## Work task
For the data below, please report each line where the word "name" is found.

## Dataset records

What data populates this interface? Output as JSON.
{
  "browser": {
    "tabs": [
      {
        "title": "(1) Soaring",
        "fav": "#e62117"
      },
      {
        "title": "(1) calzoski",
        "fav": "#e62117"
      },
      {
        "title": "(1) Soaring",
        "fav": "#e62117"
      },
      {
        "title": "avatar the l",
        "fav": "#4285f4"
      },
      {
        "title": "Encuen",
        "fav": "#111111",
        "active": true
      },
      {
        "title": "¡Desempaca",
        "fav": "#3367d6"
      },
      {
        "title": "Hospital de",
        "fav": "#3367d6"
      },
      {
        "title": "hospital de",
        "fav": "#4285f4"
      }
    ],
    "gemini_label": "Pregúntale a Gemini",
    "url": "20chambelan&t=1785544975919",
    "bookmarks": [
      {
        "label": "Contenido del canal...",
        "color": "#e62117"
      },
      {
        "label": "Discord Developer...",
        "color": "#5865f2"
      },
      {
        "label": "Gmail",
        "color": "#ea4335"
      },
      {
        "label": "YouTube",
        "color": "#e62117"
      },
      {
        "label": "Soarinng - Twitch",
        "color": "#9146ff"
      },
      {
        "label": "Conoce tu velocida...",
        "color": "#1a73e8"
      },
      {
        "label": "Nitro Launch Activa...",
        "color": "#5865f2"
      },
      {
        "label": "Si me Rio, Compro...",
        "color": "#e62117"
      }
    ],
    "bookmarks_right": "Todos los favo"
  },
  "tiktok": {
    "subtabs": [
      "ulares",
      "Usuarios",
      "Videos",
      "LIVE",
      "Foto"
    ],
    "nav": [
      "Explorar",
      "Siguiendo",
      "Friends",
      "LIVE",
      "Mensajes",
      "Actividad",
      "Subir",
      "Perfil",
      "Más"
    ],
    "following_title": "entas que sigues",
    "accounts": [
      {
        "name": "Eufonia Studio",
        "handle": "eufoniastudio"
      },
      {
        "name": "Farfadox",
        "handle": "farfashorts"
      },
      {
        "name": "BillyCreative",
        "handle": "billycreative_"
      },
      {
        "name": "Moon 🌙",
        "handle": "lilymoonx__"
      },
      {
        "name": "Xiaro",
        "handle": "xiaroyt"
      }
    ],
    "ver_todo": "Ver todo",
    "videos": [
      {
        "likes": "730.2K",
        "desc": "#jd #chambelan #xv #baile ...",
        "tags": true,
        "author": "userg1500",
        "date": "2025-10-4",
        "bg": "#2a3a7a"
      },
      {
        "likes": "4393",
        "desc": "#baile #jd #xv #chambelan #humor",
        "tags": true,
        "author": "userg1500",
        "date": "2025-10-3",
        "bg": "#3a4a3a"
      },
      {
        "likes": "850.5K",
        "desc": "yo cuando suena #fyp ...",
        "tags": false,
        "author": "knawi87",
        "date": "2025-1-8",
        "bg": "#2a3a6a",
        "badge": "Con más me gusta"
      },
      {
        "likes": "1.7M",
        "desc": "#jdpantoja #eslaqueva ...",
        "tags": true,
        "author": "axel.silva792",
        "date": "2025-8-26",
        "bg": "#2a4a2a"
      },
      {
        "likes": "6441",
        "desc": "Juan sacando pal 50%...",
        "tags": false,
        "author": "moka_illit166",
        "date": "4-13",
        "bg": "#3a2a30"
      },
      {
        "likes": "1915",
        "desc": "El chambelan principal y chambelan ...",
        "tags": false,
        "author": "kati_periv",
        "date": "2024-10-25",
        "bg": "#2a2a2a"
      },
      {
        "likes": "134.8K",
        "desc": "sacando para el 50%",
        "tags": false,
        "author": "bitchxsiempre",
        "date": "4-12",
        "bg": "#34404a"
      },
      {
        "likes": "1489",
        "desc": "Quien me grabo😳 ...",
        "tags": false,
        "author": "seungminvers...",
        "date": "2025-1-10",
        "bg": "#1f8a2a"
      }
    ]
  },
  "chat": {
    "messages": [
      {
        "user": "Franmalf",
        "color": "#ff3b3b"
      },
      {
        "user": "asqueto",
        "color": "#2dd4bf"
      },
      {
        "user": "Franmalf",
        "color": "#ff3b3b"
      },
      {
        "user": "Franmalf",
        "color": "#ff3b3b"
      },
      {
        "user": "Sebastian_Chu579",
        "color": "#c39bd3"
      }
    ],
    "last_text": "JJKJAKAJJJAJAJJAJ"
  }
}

## Answer box
        "name": "Eufonia Studio",
        "name": "Farfadox",
        "name": "BillyCreative",
        "name": "Moon 🌙",
        "name": "Xiaro",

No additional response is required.